◆ Work to be completed
Below are records; say how many of their lines include the word "JSON", giving nothing but the number.
____ Data records
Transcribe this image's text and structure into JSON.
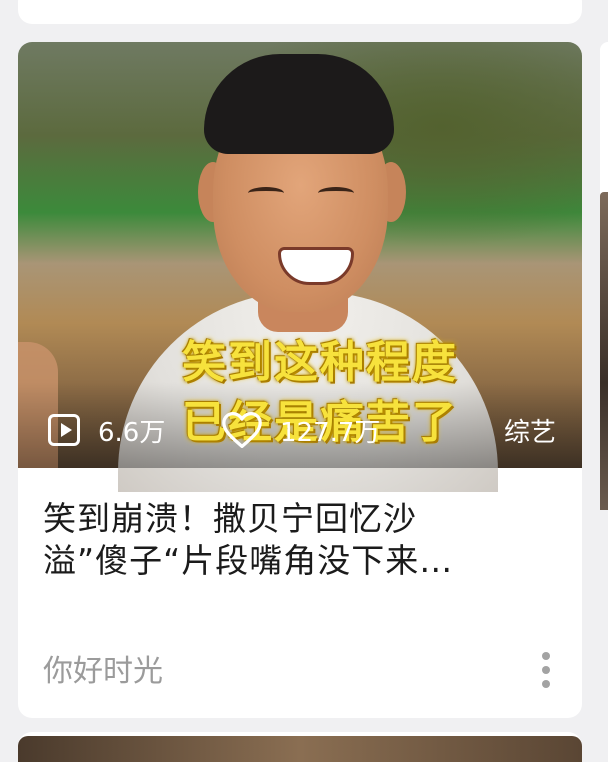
{
  "card": {
    "overlay_line1": "笑到这种程度",
    "overlay_line2": "已经是痛苦了",
    "play_count": "6.6万",
    "like_count": "127.7万",
    "category_tag": "综艺",
    "title_line1": "笑到崩溃！撒贝宁回忆沙",
    "title_line2": "溢”傻子“片段嘴角没下来…",
    "source": "你好时光"
  },
  "icons": {
    "play": "play-count-icon",
    "like": "heart-icon",
    "more": "more-vertical-icon"
  },
  "colors": {
    "overlay_text": "#f7e23c",
    "title_text": "#1b1b1b",
    "source_text": "#9b9b9b",
    "background": "#f0f0f2"
  }
}
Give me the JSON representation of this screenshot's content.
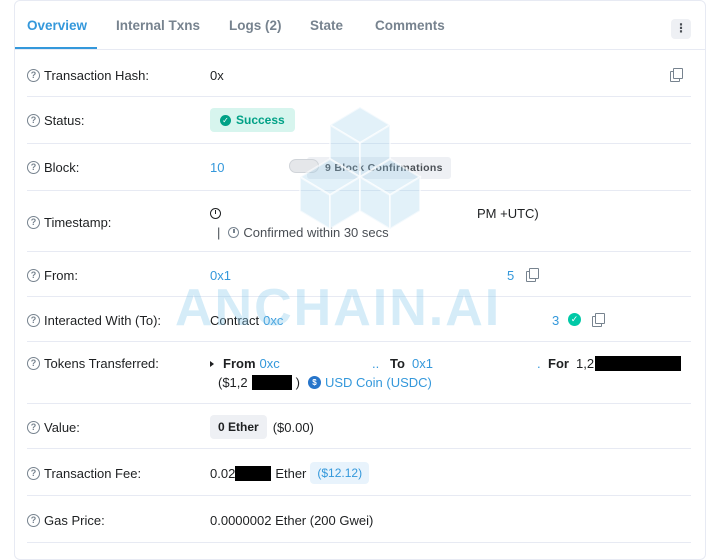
{
  "tabs": [
    {
      "label": "Overview"
    },
    {
      "label": "Internal Txns"
    },
    {
      "label": "Logs (2)"
    },
    {
      "label": "State"
    },
    {
      "label": "Comments"
    }
  ],
  "more_label": "⋮",
  "rows": {
    "tx_hash": {
      "label": "Transaction Hash:",
      "value": "0x"
    },
    "status": {
      "label": "Status:",
      "value": "Success"
    },
    "block": {
      "label": "Block:",
      "value": "10",
      "confirmations": "9 Block Confirmations"
    },
    "timestamp": {
      "label": "Timestamp:",
      "value_suffix": "PM +UTC)",
      "confirmed": "Confirmed within 30 secs",
      "separator": "|"
    },
    "from": {
      "label": "From:",
      "value_start": "0x1",
      "value_end": "5"
    },
    "to": {
      "label": "Interacted With (To):",
      "prefix": "Contract",
      "value_start": "0xc",
      "value_end": "3"
    },
    "tokens": {
      "label": "Tokens Transferred:",
      "from_label": "From",
      "from_value": "0xc",
      "to_label": "To",
      "to_value": "0x1",
      "for_label": "For",
      "amount_prefix": "1,2",
      "usd_prefix": "($1,2",
      "usd_suffix": ")",
      "token_name": "USD Coin (USDC)",
      "dots": "..",
      "dot": "."
    },
    "value": {
      "label": "Value:",
      "amount": "0 Ether",
      "usd": "($0.00)"
    },
    "fee": {
      "label": "Transaction Fee:",
      "prefix": "0.02",
      "unit": "Ether",
      "usd": "($12.12)"
    },
    "gas_price": {
      "label": "Gas Price:",
      "value": "0.0000002 Ether (200 Gwei)"
    }
  },
  "watermark": "ANCHAIN.AI",
  "help_glyph": "?",
  "colors": {
    "accent": "#3498db",
    "success": "#00a186",
    "border": "#e7eaf3"
  }
}
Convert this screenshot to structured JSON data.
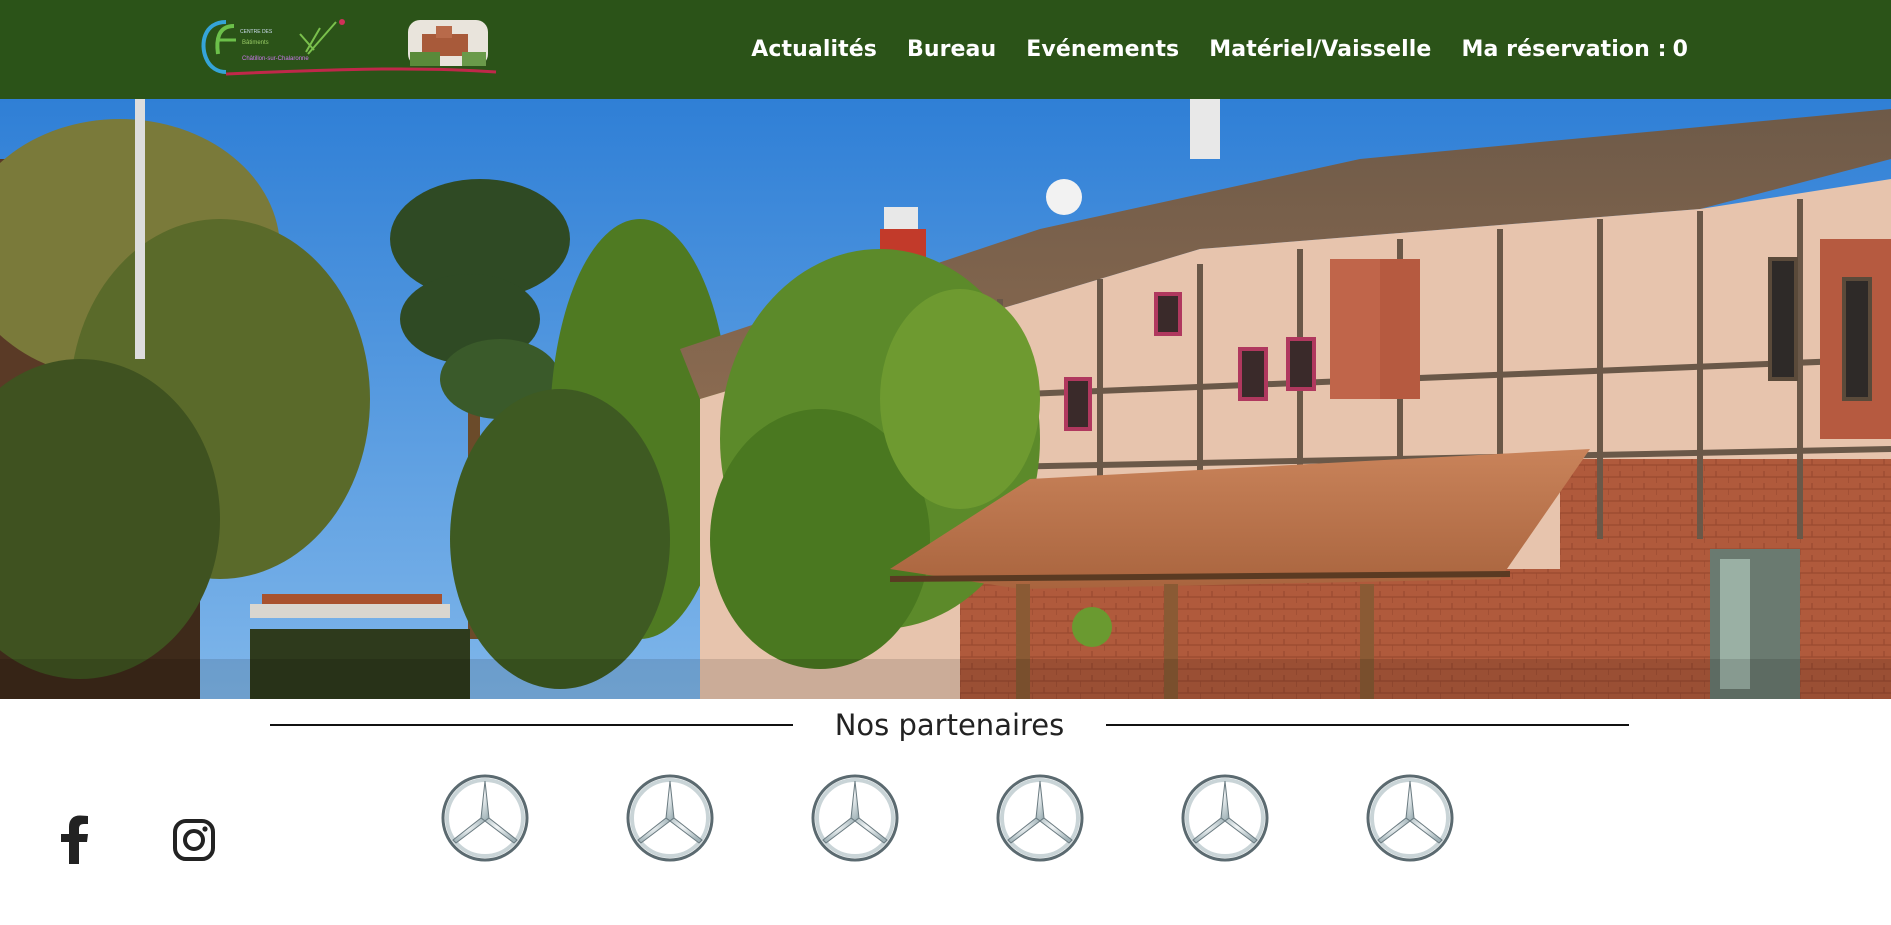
{
  "header": {
    "logo_name": "site-logo",
    "nav": [
      {
        "label": "Actualités"
      },
      {
        "label": "Bureau"
      },
      {
        "label": "Evénements"
      },
      {
        "label": "Matériel/Vaisselle"
      }
    ],
    "reservation": {
      "label": "Ma réservation :",
      "count": "0"
    },
    "background_color": "#2b5318"
  },
  "hero": {
    "image": "village-half-timbered-house-photo"
  },
  "partners": {
    "title": "Nos partenaires",
    "logos": [
      {
        "icon": "mercedes-star-logo"
      },
      {
        "icon": "mercedes-star-logo"
      },
      {
        "icon": "mercedes-star-logo"
      },
      {
        "icon": "mercedes-star-logo"
      },
      {
        "icon": "mercedes-star-logo"
      },
      {
        "icon": "mercedes-star-logo"
      }
    ]
  },
  "social": [
    {
      "icon": "facebook-icon"
    },
    {
      "icon": "instagram-icon"
    }
  ]
}
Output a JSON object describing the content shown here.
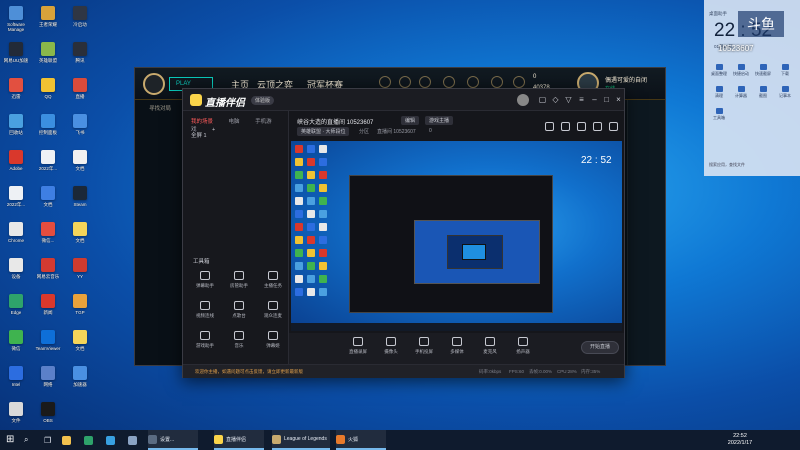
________
◆ Your solution
4